Data records for software interfaces
- Opening Delimiter -
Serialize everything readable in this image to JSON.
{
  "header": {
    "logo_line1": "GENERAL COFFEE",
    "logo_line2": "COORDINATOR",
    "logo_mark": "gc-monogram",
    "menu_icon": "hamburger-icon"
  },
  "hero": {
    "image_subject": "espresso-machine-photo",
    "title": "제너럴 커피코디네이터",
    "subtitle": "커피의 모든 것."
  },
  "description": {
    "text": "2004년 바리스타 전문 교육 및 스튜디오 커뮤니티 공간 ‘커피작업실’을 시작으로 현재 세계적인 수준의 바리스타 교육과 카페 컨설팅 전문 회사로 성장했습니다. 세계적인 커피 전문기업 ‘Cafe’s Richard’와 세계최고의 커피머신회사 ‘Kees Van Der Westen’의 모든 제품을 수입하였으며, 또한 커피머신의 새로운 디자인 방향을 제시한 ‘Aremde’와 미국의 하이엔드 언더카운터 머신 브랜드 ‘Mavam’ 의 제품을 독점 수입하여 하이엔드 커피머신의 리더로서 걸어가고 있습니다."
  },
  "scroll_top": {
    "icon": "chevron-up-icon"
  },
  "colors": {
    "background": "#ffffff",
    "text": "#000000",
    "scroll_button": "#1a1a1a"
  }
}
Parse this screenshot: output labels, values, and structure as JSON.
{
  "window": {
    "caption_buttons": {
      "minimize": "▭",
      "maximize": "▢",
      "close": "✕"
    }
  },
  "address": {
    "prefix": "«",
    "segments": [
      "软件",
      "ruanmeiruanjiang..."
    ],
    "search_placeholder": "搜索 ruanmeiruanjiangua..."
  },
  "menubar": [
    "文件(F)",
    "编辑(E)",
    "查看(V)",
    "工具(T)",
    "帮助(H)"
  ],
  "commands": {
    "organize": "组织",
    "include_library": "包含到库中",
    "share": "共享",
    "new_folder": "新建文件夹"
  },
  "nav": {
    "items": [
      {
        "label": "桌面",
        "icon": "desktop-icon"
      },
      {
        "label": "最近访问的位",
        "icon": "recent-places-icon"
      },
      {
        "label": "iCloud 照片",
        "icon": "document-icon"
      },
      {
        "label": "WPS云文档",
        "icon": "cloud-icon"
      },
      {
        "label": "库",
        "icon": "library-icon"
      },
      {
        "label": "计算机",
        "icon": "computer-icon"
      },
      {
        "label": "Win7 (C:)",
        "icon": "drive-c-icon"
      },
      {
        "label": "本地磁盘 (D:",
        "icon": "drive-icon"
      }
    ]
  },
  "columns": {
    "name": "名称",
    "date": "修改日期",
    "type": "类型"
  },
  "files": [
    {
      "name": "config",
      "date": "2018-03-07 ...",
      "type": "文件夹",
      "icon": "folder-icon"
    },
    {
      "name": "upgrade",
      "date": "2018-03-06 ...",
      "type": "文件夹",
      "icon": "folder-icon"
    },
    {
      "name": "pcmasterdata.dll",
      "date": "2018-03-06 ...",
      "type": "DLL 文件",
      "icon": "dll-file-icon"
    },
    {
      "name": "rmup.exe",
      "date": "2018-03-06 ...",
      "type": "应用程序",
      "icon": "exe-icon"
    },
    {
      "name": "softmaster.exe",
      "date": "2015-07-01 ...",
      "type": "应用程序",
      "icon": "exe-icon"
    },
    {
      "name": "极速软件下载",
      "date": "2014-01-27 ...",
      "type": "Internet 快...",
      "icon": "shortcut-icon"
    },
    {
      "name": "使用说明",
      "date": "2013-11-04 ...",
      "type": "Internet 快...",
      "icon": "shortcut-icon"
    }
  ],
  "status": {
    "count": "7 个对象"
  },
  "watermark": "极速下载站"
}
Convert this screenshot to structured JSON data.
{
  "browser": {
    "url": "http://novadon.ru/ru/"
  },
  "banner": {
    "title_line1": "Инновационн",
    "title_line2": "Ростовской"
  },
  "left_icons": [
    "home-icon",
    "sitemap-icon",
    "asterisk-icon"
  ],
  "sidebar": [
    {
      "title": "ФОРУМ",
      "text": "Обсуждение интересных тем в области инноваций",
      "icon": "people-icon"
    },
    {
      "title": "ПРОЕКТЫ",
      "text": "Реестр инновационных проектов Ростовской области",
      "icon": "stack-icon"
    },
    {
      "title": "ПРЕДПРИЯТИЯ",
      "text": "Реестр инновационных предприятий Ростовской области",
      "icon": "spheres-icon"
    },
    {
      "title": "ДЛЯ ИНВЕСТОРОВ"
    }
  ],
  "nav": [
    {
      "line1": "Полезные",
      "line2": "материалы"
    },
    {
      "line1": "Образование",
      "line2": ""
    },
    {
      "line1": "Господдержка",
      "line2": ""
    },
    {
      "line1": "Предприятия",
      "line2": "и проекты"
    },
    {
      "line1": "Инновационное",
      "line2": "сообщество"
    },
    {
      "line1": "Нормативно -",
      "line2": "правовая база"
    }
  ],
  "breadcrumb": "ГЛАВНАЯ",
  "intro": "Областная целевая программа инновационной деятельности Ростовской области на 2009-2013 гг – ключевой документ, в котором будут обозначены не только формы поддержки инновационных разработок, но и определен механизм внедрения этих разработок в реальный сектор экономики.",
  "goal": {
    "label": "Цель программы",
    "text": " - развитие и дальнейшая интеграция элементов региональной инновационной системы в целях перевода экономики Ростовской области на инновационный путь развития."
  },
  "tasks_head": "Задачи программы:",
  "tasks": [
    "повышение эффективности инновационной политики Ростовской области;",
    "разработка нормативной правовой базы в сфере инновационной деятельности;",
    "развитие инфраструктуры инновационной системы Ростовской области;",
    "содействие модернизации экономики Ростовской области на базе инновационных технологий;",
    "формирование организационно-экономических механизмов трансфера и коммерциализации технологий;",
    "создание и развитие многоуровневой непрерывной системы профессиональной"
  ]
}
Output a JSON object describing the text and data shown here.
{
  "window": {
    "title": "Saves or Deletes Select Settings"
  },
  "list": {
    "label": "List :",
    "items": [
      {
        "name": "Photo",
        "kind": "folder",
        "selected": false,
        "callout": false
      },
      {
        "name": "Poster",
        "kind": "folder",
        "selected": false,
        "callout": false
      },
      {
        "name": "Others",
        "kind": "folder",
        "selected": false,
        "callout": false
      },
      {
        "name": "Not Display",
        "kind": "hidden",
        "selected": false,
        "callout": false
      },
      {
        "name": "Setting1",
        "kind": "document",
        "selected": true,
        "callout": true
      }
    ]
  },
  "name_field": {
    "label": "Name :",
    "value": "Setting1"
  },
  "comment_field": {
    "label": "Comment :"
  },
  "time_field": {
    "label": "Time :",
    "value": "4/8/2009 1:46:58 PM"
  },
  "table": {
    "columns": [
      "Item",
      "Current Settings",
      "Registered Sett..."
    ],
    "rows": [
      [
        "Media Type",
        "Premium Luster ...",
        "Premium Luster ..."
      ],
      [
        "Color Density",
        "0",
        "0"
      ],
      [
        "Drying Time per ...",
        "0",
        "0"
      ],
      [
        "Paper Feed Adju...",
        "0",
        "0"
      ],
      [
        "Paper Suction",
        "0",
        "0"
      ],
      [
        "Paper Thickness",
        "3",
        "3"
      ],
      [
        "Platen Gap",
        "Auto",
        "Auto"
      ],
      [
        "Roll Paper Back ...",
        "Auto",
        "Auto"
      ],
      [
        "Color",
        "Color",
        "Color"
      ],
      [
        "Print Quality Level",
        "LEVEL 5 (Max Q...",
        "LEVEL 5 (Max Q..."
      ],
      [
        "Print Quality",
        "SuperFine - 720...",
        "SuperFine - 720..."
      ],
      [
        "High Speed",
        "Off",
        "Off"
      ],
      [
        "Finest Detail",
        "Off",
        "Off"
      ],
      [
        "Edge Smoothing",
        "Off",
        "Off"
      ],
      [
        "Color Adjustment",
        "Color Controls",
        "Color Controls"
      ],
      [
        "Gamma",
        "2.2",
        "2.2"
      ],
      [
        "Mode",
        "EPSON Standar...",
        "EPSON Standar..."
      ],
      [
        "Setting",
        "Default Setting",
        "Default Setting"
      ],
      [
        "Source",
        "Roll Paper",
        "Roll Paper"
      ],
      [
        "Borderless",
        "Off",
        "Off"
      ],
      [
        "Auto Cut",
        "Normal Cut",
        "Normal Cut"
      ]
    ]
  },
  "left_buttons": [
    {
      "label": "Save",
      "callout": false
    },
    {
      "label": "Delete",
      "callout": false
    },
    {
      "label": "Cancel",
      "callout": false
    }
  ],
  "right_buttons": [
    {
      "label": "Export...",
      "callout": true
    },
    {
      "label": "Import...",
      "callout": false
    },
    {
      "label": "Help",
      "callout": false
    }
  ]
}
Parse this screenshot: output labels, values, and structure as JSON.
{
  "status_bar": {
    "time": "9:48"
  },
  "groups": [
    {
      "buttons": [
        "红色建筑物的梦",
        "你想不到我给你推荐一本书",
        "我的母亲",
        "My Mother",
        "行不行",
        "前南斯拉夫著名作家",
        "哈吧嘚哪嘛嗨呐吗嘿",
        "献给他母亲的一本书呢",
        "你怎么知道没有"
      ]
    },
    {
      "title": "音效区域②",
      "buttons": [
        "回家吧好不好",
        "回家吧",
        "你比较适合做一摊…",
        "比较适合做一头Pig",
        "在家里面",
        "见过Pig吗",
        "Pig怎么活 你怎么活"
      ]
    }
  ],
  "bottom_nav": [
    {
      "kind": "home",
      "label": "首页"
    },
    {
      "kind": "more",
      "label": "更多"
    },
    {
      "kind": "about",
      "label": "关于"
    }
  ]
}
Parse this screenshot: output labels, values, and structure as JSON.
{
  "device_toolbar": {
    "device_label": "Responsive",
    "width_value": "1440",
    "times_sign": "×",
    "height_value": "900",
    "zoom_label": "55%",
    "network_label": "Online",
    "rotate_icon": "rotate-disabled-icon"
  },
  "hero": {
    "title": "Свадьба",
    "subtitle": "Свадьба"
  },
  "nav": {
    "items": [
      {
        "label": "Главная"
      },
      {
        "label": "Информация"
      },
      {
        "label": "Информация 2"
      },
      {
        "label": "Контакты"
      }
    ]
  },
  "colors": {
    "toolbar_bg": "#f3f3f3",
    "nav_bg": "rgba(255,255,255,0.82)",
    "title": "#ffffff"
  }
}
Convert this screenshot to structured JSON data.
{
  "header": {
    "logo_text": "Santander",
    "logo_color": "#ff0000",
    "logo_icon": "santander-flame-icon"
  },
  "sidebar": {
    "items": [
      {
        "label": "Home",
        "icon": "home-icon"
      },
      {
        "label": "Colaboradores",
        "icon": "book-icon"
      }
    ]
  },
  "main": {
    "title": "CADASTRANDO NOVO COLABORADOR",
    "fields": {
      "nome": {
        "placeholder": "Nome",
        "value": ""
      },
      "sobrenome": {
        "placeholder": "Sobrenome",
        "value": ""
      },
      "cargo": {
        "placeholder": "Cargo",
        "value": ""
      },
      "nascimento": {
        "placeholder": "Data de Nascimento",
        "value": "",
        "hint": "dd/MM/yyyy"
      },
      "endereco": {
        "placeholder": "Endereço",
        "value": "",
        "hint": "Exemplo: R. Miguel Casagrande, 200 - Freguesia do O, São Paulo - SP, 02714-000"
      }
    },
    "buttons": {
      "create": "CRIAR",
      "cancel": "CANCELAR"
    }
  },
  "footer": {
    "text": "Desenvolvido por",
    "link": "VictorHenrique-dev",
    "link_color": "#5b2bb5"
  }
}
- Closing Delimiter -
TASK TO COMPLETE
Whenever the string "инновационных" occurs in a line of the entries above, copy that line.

REPLY TO THE TASK
      "text": "Реестр инновационных проектов Ростовской области",
      "text": "Реестр инновационных предприятий Ростовской области",
  "intro": "Областная целевая программа инновационной деятельности Ростовской области на 2009-2013 гг – ключевой документ, в котором будут обозначены не только формы поддержки инновационных разработок, но и определен механизм внедрения этих разработок в реальный сектор экономики.",
    "содействие модернизации экономики Ростовской области на базе инновационных технологий;",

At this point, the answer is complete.